### Problem:
Repeat every record below exactly, omitting any pictures.
#####
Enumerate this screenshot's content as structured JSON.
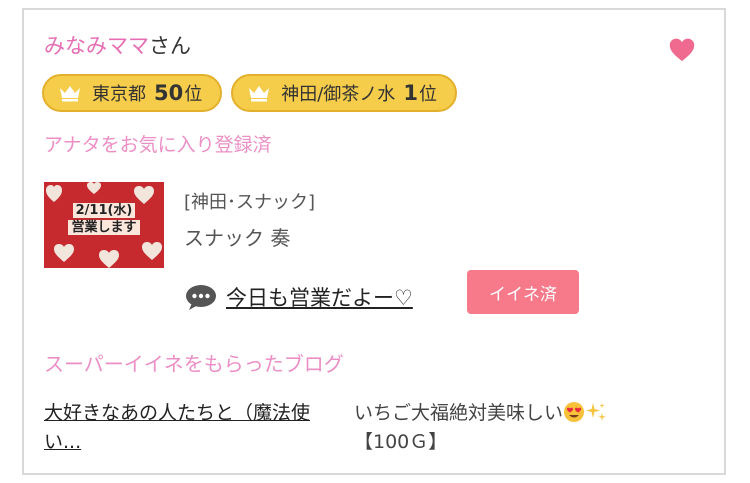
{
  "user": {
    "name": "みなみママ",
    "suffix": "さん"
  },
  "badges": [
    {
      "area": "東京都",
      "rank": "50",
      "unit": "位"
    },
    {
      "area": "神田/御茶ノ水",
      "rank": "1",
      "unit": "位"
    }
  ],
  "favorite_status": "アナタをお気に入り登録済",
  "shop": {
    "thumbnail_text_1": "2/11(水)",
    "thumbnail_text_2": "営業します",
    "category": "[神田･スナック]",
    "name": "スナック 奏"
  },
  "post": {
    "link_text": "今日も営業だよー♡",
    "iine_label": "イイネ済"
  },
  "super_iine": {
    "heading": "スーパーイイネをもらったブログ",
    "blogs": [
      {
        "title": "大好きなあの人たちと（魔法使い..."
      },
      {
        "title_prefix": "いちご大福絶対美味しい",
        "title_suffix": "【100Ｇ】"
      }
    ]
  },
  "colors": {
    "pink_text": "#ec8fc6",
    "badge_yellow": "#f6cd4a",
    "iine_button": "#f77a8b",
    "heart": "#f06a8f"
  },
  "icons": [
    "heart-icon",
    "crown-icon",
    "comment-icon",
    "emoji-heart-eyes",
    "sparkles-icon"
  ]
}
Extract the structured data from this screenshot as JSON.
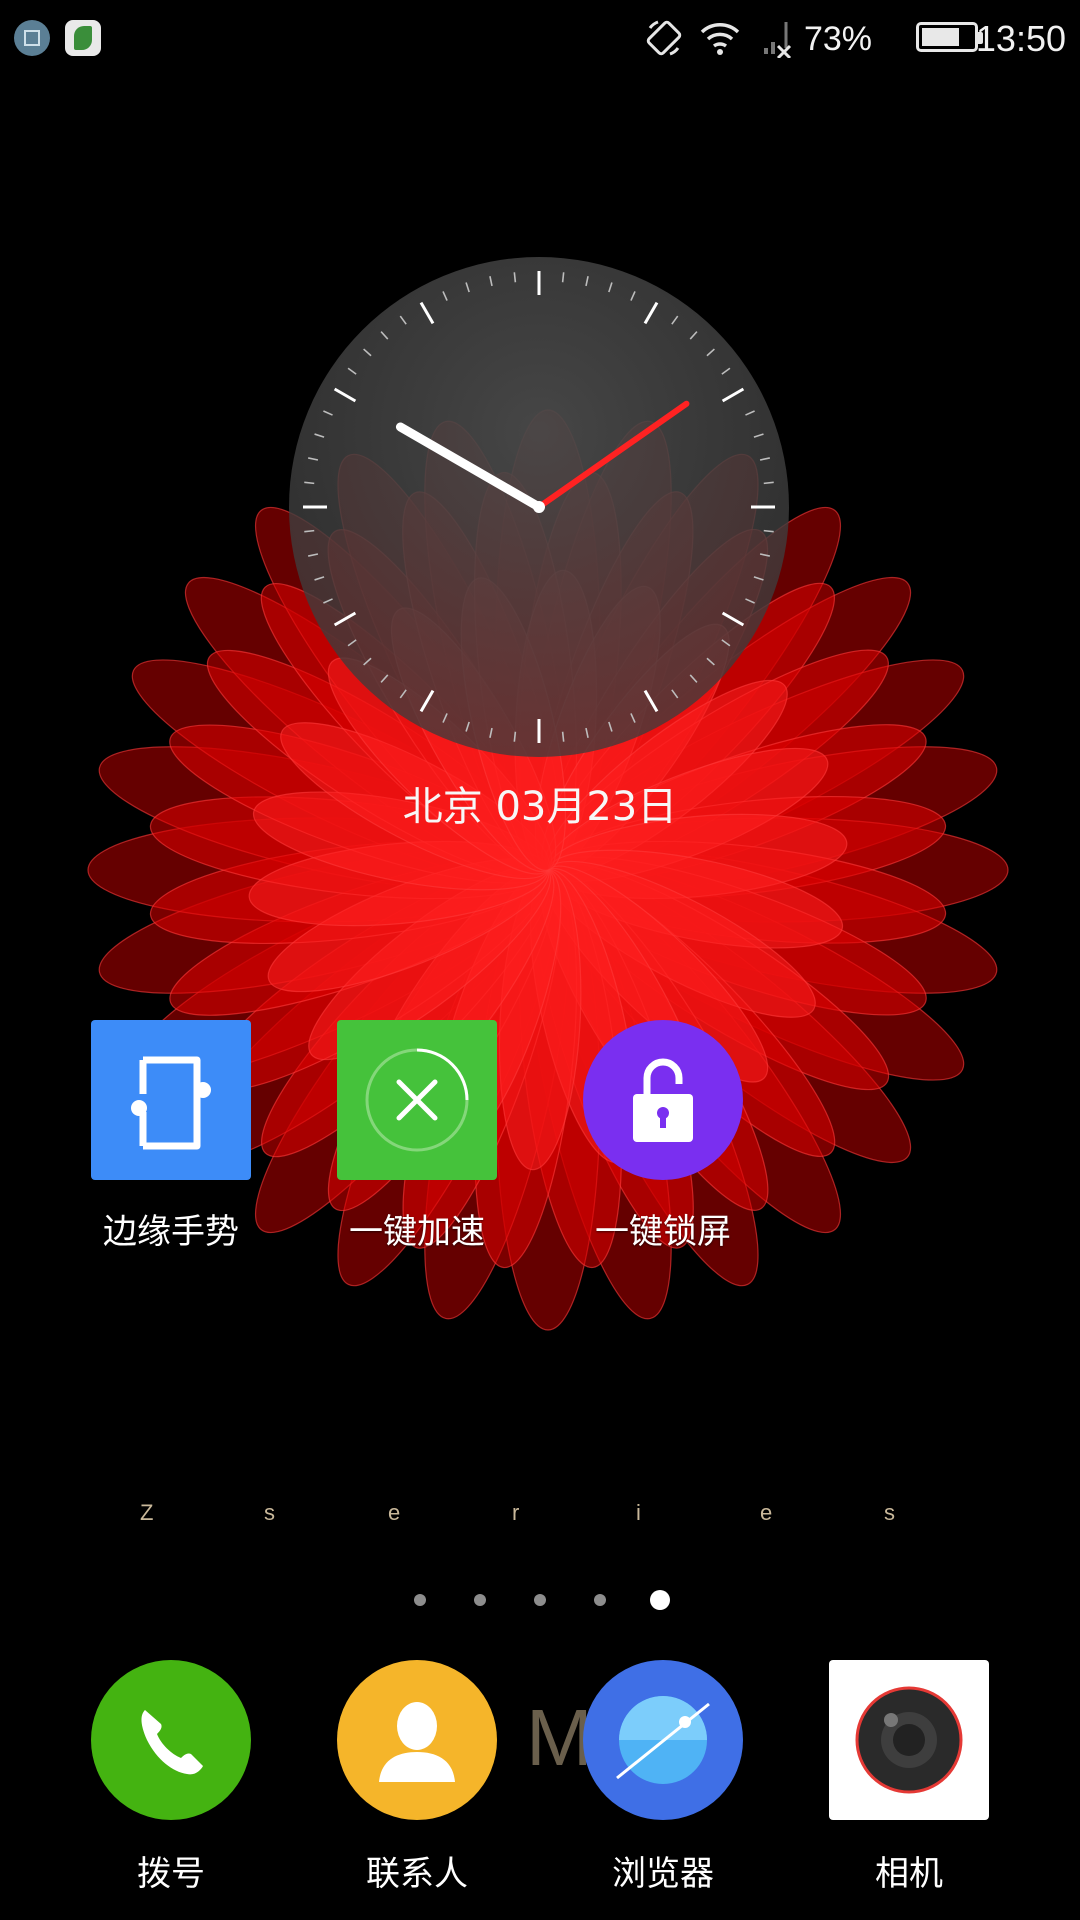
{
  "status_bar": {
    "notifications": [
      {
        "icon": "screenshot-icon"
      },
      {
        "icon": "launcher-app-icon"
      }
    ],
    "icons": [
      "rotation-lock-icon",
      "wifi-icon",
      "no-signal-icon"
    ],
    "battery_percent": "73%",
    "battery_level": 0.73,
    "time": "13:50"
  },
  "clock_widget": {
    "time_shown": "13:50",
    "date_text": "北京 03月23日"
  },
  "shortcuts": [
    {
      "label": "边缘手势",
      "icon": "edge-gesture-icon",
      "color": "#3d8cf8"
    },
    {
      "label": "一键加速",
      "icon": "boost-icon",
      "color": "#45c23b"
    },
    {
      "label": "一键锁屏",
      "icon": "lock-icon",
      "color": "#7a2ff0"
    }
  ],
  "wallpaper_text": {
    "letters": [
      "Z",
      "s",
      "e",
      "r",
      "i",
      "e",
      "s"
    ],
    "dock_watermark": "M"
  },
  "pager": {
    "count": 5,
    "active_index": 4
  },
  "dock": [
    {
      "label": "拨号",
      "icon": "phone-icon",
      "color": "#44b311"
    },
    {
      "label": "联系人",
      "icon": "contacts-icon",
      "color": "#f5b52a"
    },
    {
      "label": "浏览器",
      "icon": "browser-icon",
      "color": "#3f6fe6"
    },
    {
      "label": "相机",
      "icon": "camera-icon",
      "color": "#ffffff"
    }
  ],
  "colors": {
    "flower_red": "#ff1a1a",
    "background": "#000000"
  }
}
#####
### Response area:
Enumerate this screenshot's content as structured JSON.
{
  "user": {
    "name": "みなみママ",
    "suffix": "さん"
  },
  "badges": [
    {
      "area": "東京都",
      "rank": "50",
      "unit": "位"
    },
    {
      "area": "神田/御茶ノ水",
      "rank": "1",
      "unit": "位"
    }
  ],
  "favorite_status": "アナタをお気に入り登録済",
  "shop": {
    "thumbnail_text_1": "2/11(水)",
    "thumbnail_text_2": "営業します",
    "category": "[神田･スナック]",
    "name": "スナック 奏"
  },
  "post": {
    "link_text": "今日も営業だよー♡",
    "iine_label": "イイネ済"
  },
  "super_iine": {
    "heading": "スーパーイイネをもらったブログ",
    "blogs": [
      {
        "title": "大好きなあの人たちと（魔法使い..."
      },
      {
        "title_prefix": "いちご大福絶対美味しい",
        "title_suffix": "【100Ｇ】"
      }
    ]
  },
  "colors": {
    "pink_text": "#ec8fc6",
    "badge_yellow": "#f6cd4a",
    "iine_button": "#f77a8b",
    "heart": "#f06a8f"
  },
  "icons": [
    "heart-icon",
    "crown-icon",
    "comment-icon",
    "emoji-heart-eyes",
    "sparkles-icon"
  ]
}
Extract the structured data from this screenshot as JSON.
{
  "status_bar": {
    "notifications": [
      {
        "icon": "screenshot-icon"
      },
      {
        "icon": "launcher-app-icon"
      }
    ],
    "icons": [
      "rotation-lock-icon",
      "wifi-icon",
      "no-signal-icon"
    ],
    "battery_percent": "73%",
    "battery_level": 0.73,
    "time": "13:50"
  },
  "clock_widget": {
    "time_shown": "13:50",
    "date_text": "北京 03月23日"
  },
  "shortcuts": [
    {
      "label": "边缘手势",
      "icon": "edge-gesture-icon",
      "color": "#3d8cf8"
    },
    {
      "label": "一键加速",
      "icon": "boost-icon",
      "color": "#45c23b"
    },
    {
      "label": "一键锁屏",
      "icon": "lock-icon",
      "color": "#7a2ff0"
    }
  ],
  "wallpaper_text": {
    "letters": [
      "Z",
      "s",
      "e",
      "r",
      "i",
      "e",
      "s"
    ],
    "dock_watermark": "M"
  },
  "pager": {
    "count": 5,
    "active_index": 4
  },
  "dock": [
    {
      "label": "拨号",
      "icon": "phone-icon",
      "color": "#44b311"
    },
    {
      "label": "联系人",
      "icon": "contacts-icon",
      "color": "#f5b52a"
    },
    {
      "label": "浏览器",
      "icon": "browser-icon",
      "color": "#3f6fe6"
    },
    {
      "label": "相机",
      "icon": "camera-icon",
      "color": "#ffffff"
    }
  ],
  "colors": {
    "flower_red": "#ff1a1a",
    "background": "#000000"
  }
}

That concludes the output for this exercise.